This unit is designed for third year students and provides an opportunity to explore the process of preparing, designing and undertaking interdisciplinary research. Students will work a leading researcher(s) to explore a particular social issue in Southeast Asia. Examples of issues include: disability and inclusion, political identity, migration, and urbanization. Based on inputs from seminars, readings and online modules, students will work in multidisciplinary groups to develop their own research question in relation to the social issue and then undertake research to complete a final paper that addresses this question. This experience will allow students to apply their disciplinary knowledge and critical thinking skills to a cutting edge research problem, as well as developing skills in research design, field work methodology, and their understanding of research ethics. A core component of this unit is a short-term research trip to Southeast Asia, supervised by a relevant faculty member. Students must be available to attend a pre-departure training session as well as two weeks in Southeast Asia over the Summer (following Semester 2). Participation in this unit will require students to submit an online application and required departmental permission. Students can find application details for this unit on the Sydney Southeast Asia Centre (SSEAC) website under the 'Field Schools and Exchanges' section [https://sydney. edu. au/sydney-southeast-asia-centre/education/field-schools-and-exchanges. html].
SRSU3601 Data Driven Discovery

Credit points: 6 Teacher/Coordinator: Sally Cripps Session: Semester 1 Classes: 2hrs seminar and 1 hr workshop/group work per week Assumed knowledge: Upper-level disciplinary knowledge Assessment: Identifying and carrying out relevant independent Research and Reading 10% Seminar interaction 20% Final presentation 20% Final paper 50% Mode of delivery: Block mode
Note: Department permission required for enrolment

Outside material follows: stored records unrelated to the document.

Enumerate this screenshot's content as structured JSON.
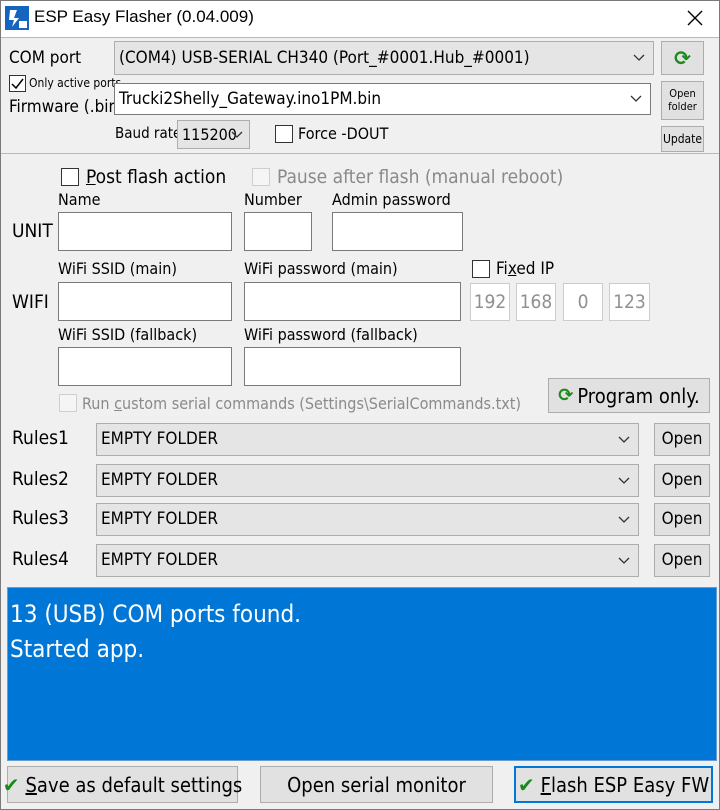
{
  "window": {
    "title": "ESP Easy Flasher (0.04.009)"
  },
  "com": {
    "label": "COM port",
    "value": "(COM4) USB-SERIAL CH340 (Port_#0001.Hub_#0001)",
    "only_active_label": "Only active ports"
  },
  "firmware": {
    "label": "Firmware (.bin)",
    "value": "Trucki2Shelly_Gateway.ino1PM.bin",
    "open_folder_line1": "Open",
    "open_folder_line2": "folder",
    "update_label": "Update"
  },
  "baud": {
    "label": "Baud rate",
    "value": "115200",
    "force_dout_label": "Force -DOUT"
  },
  "post_flash": {
    "label_first": "P",
    "label_rest": "ost flash action",
    "pause_label": "Pause after flash (manual reboot)"
  },
  "unit": {
    "row_label": "UNIT",
    "name_label": "Name",
    "number_label": "Number",
    "admin_label": "Admin password"
  },
  "wifi": {
    "row_label": "WIFI",
    "ssid_main_label": "WiFi SSID (main)",
    "password_main_label": "WiFi password (main)",
    "ssid_fallback_label": "WiFi SSID (fallback)",
    "password_fallback_label": "WiFi password (fallback)",
    "fixed_ip_first": "Fi",
    "fixed_ip_underlined": "x",
    "fixed_ip_rest": "ed IP",
    "ip_octets": [
      "192",
      "168",
      "0",
      "123"
    ]
  },
  "custom_serial": {
    "label_first": "Run ",
    "label_underlined": "c",
    "label_rest": "ustom serial commands (Settings\\SerialCommands.txt)",
    "program_only_label": "Program only."
  },
  "rules": [
    {
      "label": "Rules1",
      "value": "EMPTY FOLDER",
      "open_label": "Open"
    },
    {
      "label": "Rules2",
      "value": "EMPTY FOLDER",
      "open_label": "Open"
    },
    {
      "label": "Rules3",
      "value": "EMPTY FOLDER",
      "open_label": "Open"
    },
    {
      "label": "Rules4",
      "value": "EMPTY FOLDER",
      "open_label": "Open"
    }
  ],
  "log": {
    "lines": [
      "13 (USB) COM ports found.",
      "Started app."
    ]
  },
  "bottom": {
    "save_first": "S",
    "save_rest": "ave as default settings",
    "monitor_label": "Open serial monitor",
    "flash_first": "F",
    "flash_rest": "lash ESP Easy FW"
  },
  "colors": {
    "log_background": "#0077d7",
    "log_text": "#ffffff",
    "check_icon": "#1a8a1a",
    "window_background": "#f0f0f0"
  },
  "icons": {
    "app": "esp-easy-app-icon",
    "close": "close-icon",
    "refresh": "refresh-icon",
    "dropdown": "chevron-down-icon",
    "check": "checkmark-icon"
  }
}
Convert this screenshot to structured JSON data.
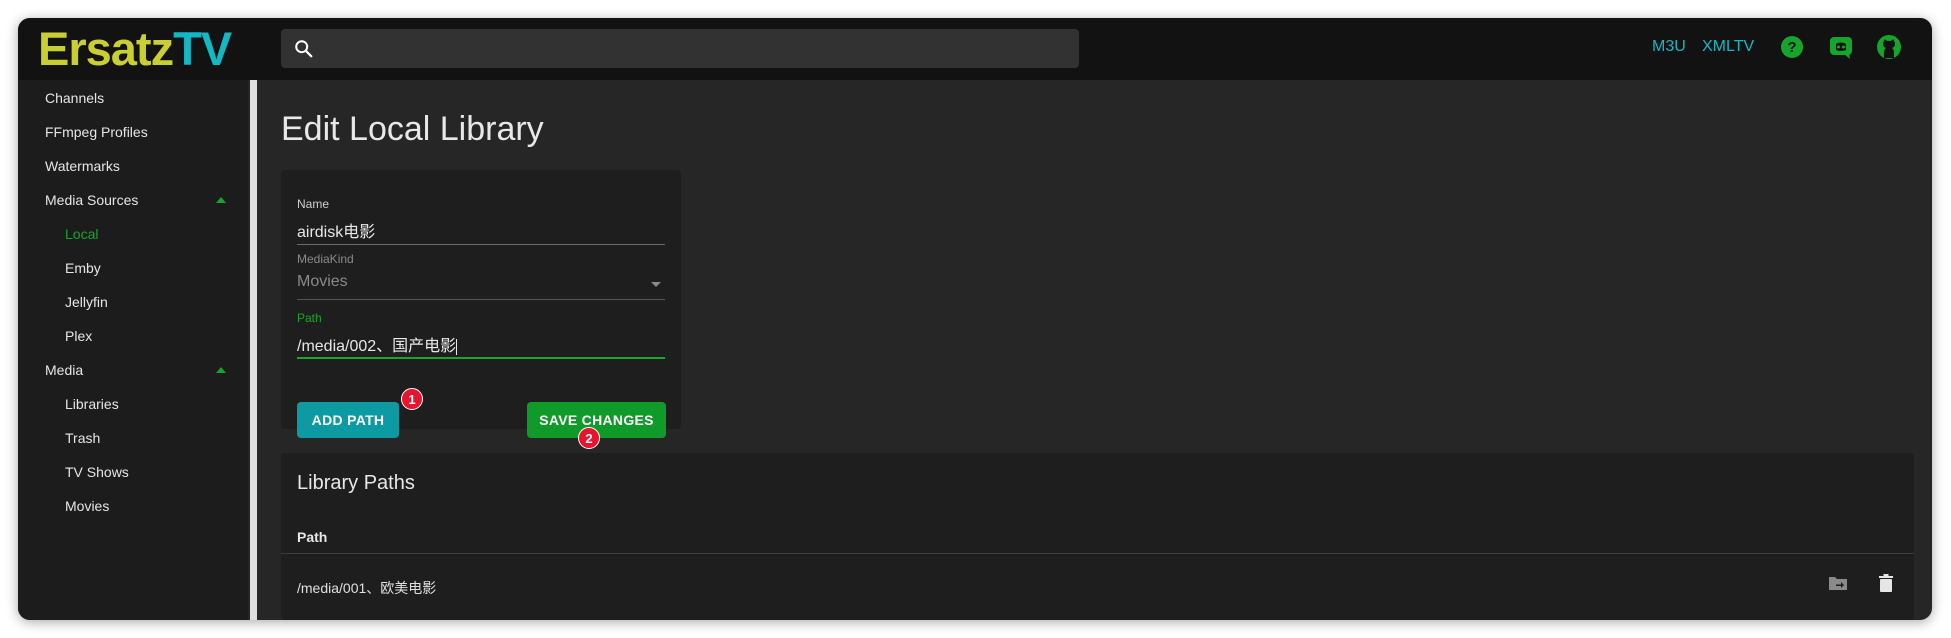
{
  "header": {
    "logo_part1": "Ersatz",
    "logo_part2": "TV",
    "search_placeholder": "",
    "links": {
      "m3u": "M3U",
      "xmltv": "XMLTV"
    },
    "icons": [
      "help-icon",
      "discord-icon",
      "github-icon"
    ],
    "accent_color": "#12b8c4"
  },
  "sidebar": {
    "items": [
      {
        "label": "Channels"
      },
      {
        "label": "FFmpeg Profiles"
      },
      {
        "label": "Watermarks"
      },
      {
        "label": "Media Sources",
        "expanded": true
      },
      {
        "label": "Local",
        "active": true
      },
      {
        "label": "Emby"
      },
      {
        "label": "Jellyfin"
      },
      {
        "label": "Plex"
      },
      {
        "label": "Media",
        "expanded": true
      },
      {
        "label": "Libraries"
      },
      {
        "label": "Trash"
      },
      {
        "label": "TV Shows"
      },
      {
        "label": "Movies"
      }
    ]
  },
  "page": {
    "title": "Edit Local Library"
  },
  "form": {
    "name_label": "Name",
    "name_value": "airdisk电影",
    "mediakind_label": "MediaKind",
    "mediakind_value": "Movies",
    "path_label": "Path",
    "path_value": "/media/002、国产电影",
    "add_path_label": "ADD PATH",
    "save_changes_label": "SAVE CHANGES",
    "badge_1": "1",
    "badge_2": "2"
  },
  "library_paths": {
    "title": "Library Paths",
    "column_header": "Path",
    "rows": [
      {
        "path": "/media/001、欧美电影"
      }
    ]
  }
}
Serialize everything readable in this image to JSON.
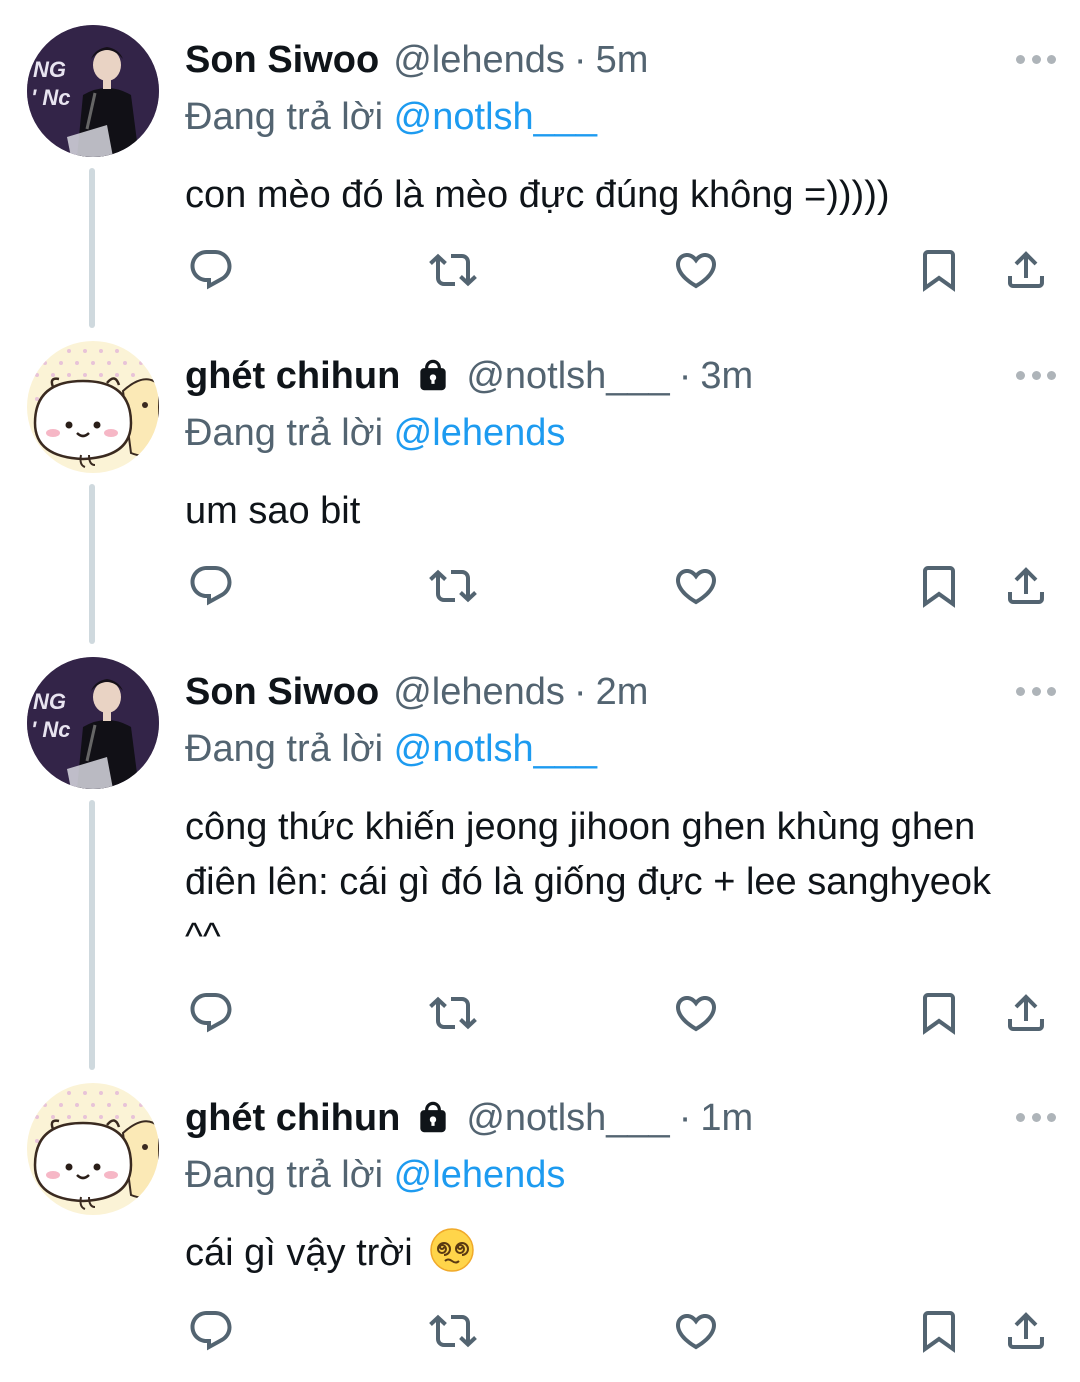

This unit is designed for honours and 3rd year students to explore the use of data and data science techniques, in developing and structuring a complex research problem. Students will be part of a multi-disciplinary team that is a partnership between students who are domain specialists and those who are data scientists. Research problems will be chosen to span the space of data-driven discovery. These problems will have the following features (1) The complexity of the problem is always greater than the amount of available data (2) Data is varied in type and comes from heterogeneous sources (3) The problem has the potential for impact. Examples could include what factors predict youth disengagement, How effective was a policy in bringing about change, What lies underneath Australia and what implication does this have for resource discovery?, The obesity epidemic, Are humans more ethical than algorithms. The Centre of Translational Data Science has many such projects, students will be able to choose one of these problem, or to propose a problem of relevance and interest to them. Within these broad areas students will learn to develop a specific research problem, by building data-centric, predictive and testable models of the phenomenon. They will learn how to discover by being specific. Students will be required to outline how they might generalize the ideas in their specific problem to a larger class of problem, and so recognise that research problems in diverse domains, which differ widely in surface characteristics, can have similar structure. Participation in this unit will require students to submit an application. Where appropriate, and with the approval of the relevant faculty, this unit may be counted as a selective for a major.